[TASK DESCRIPTION] Could you copy out every line of the data where the word "picnic" occurs?

[DATA EXTRACT]
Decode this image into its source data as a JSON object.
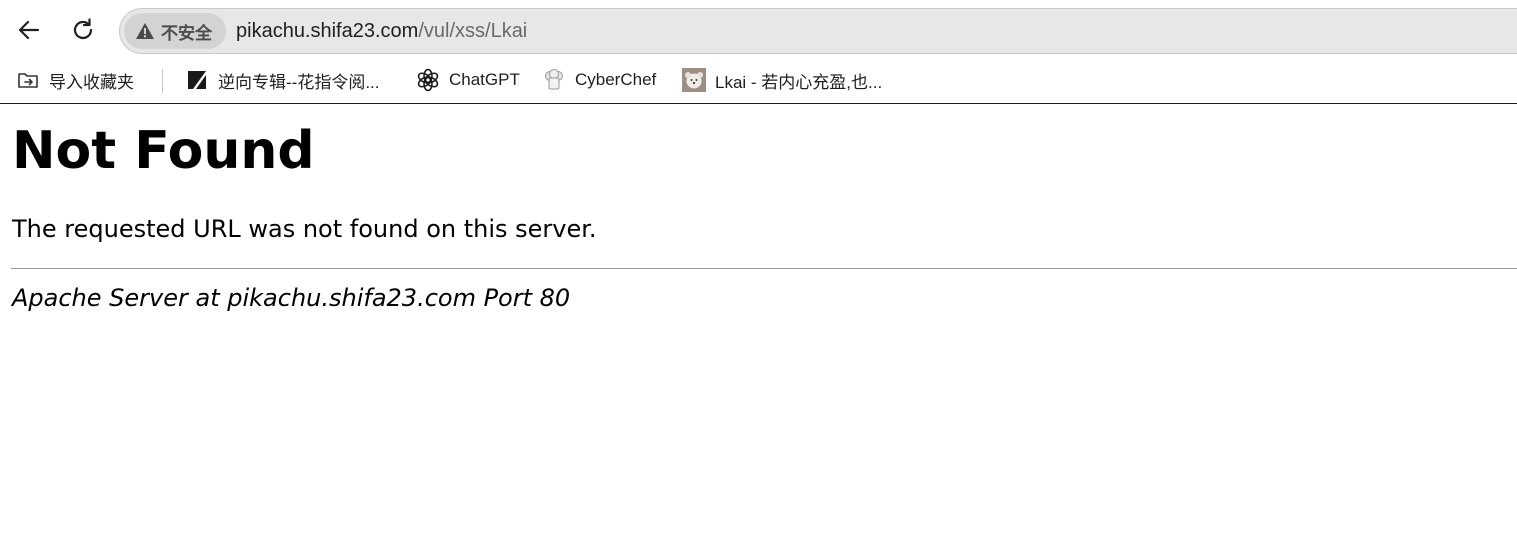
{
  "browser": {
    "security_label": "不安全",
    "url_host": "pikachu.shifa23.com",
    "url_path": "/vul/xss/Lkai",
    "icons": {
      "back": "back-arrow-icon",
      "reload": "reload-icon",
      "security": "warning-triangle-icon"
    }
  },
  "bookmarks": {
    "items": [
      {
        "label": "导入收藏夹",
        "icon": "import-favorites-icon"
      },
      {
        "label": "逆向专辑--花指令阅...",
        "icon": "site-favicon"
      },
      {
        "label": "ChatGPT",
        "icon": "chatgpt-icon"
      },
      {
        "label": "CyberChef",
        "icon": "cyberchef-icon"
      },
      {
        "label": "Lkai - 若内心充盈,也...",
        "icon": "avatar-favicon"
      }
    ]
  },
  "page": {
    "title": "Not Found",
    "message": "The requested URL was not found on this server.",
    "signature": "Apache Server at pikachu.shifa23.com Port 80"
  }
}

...

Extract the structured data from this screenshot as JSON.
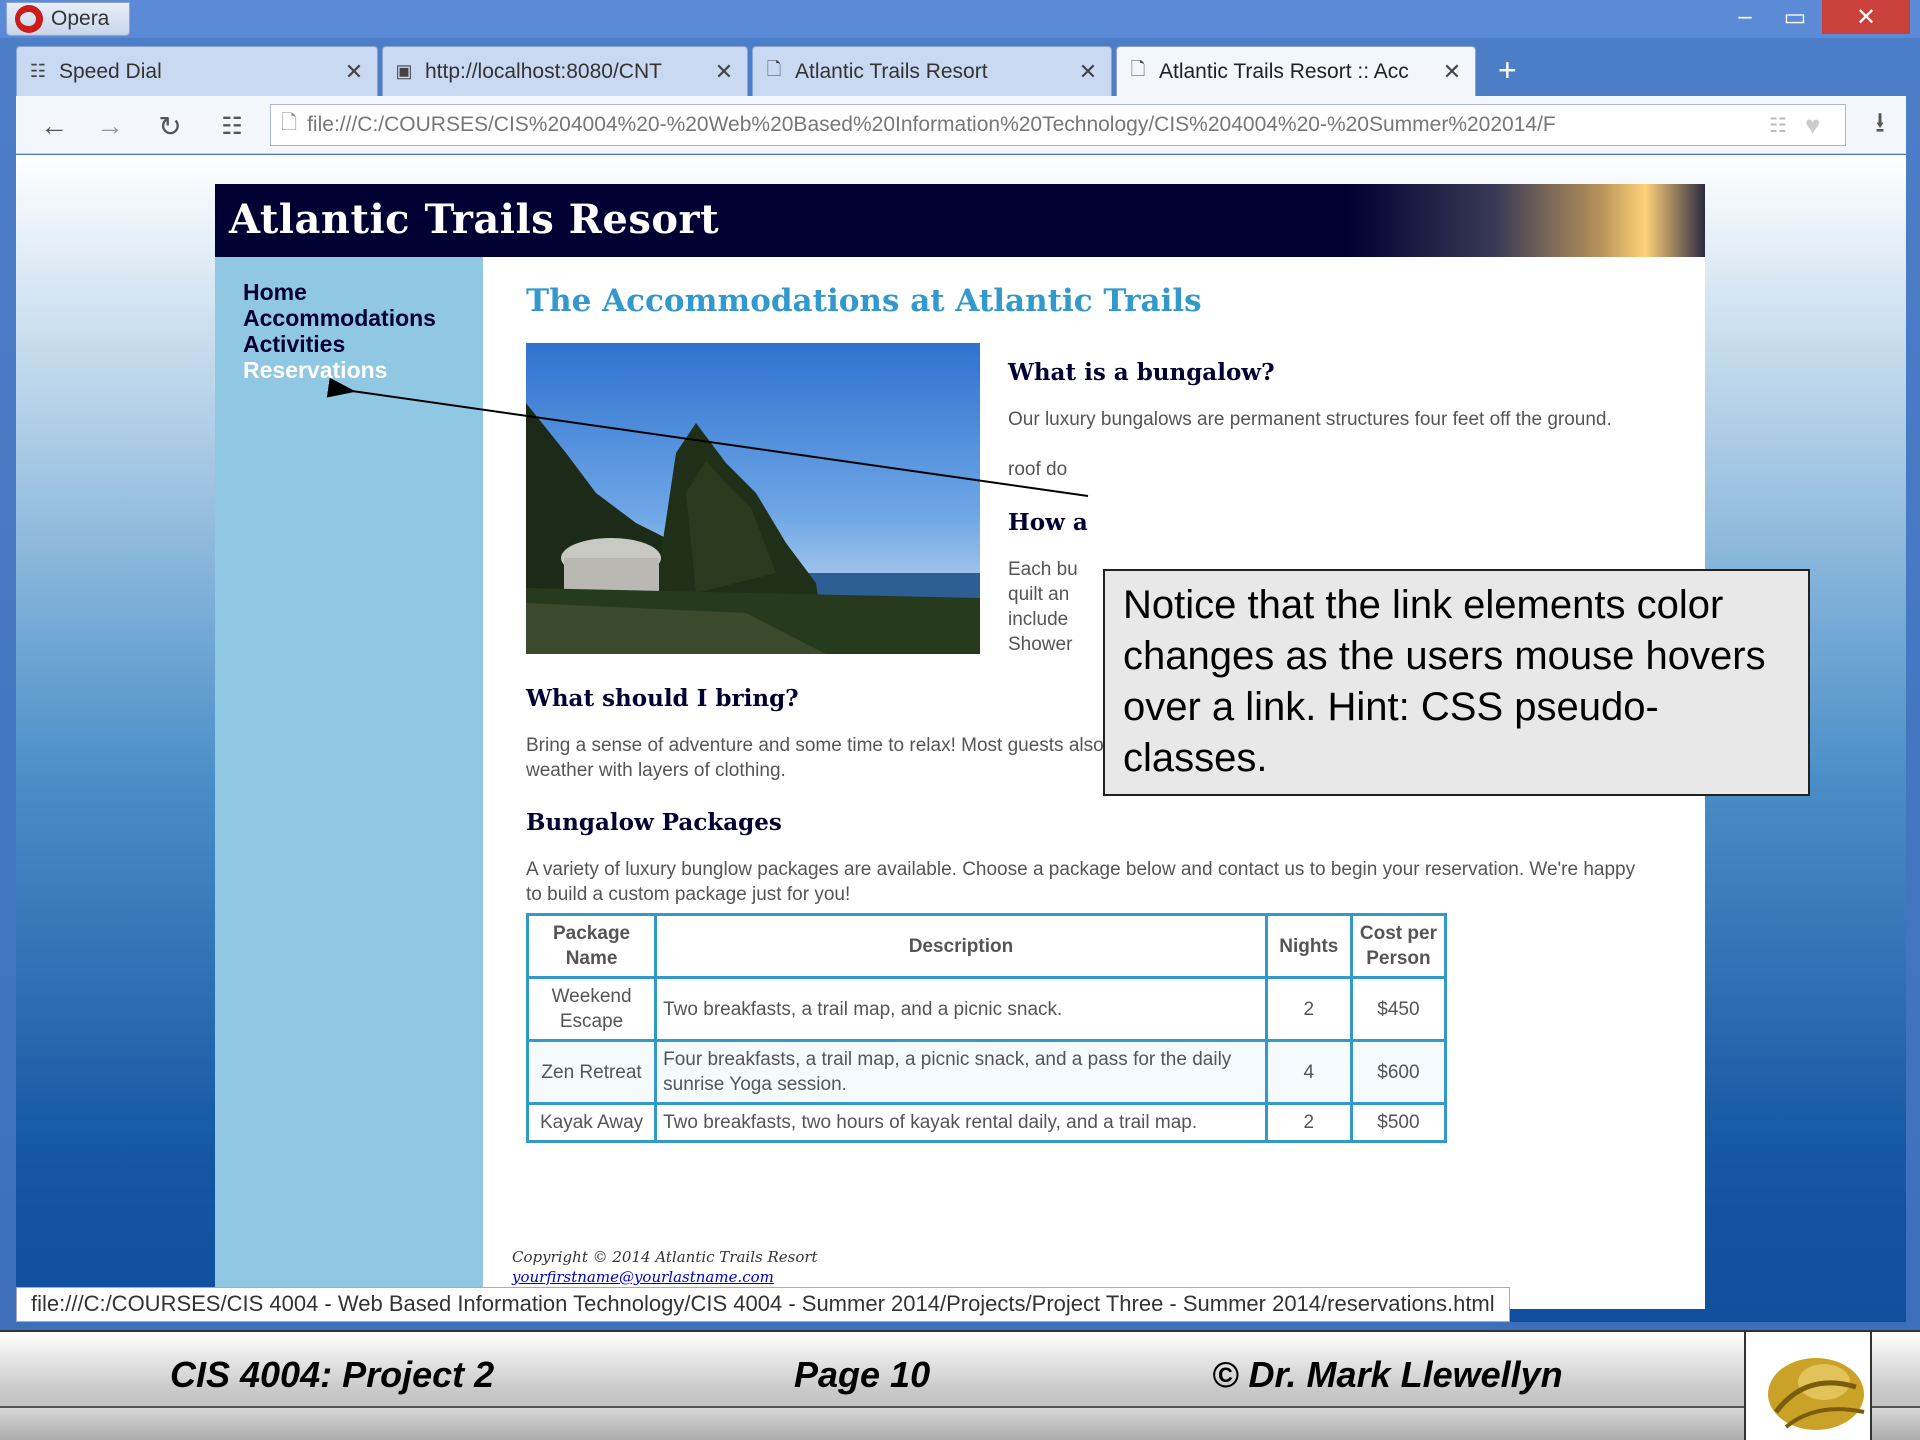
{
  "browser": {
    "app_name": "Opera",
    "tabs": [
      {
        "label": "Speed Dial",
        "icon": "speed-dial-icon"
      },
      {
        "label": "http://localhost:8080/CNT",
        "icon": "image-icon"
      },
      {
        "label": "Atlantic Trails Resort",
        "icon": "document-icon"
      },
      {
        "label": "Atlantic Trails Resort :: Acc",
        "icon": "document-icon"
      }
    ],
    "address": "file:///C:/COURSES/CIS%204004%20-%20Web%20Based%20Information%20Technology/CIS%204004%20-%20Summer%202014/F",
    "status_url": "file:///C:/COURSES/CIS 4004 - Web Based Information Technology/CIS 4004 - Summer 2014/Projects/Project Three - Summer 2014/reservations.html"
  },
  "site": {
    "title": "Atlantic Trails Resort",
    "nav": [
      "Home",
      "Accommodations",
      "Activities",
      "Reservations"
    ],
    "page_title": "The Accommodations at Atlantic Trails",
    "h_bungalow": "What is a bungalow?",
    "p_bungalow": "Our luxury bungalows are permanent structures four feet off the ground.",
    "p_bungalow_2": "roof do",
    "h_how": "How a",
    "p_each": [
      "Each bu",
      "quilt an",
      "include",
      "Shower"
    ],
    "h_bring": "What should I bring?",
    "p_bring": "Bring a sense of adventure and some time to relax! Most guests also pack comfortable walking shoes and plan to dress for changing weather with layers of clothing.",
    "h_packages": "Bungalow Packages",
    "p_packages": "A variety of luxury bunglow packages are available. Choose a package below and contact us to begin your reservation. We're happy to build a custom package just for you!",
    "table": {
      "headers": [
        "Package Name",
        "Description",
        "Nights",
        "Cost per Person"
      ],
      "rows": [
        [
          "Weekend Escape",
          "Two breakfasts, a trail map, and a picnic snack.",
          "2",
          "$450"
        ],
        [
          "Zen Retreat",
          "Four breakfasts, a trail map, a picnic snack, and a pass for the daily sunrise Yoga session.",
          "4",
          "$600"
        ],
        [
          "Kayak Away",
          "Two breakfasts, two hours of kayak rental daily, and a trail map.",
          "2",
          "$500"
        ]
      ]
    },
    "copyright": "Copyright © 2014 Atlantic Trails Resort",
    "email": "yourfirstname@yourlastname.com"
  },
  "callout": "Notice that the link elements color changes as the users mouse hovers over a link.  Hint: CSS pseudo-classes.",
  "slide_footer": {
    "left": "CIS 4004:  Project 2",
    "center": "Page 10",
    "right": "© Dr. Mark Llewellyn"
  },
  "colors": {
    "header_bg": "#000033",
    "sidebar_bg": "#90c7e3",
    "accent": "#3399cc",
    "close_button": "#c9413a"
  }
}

[ANSWER]
          "Two breakfasts, a trail map, and a picnic snack.",
          "Four breakfasts, a trail map, a picnic snack, and a pass for the daily sunrise Yoga session.",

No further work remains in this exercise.